Stored dataset items

--- START ---

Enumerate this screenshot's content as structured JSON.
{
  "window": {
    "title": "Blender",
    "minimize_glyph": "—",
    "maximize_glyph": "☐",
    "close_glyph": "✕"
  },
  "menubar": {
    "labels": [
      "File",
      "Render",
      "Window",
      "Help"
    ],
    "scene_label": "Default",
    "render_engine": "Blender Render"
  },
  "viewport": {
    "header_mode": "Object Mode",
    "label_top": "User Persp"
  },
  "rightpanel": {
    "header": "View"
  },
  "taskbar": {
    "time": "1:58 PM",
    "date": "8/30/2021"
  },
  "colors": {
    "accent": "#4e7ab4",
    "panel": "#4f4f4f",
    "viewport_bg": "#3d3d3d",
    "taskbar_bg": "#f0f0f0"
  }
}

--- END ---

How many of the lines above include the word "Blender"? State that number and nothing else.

2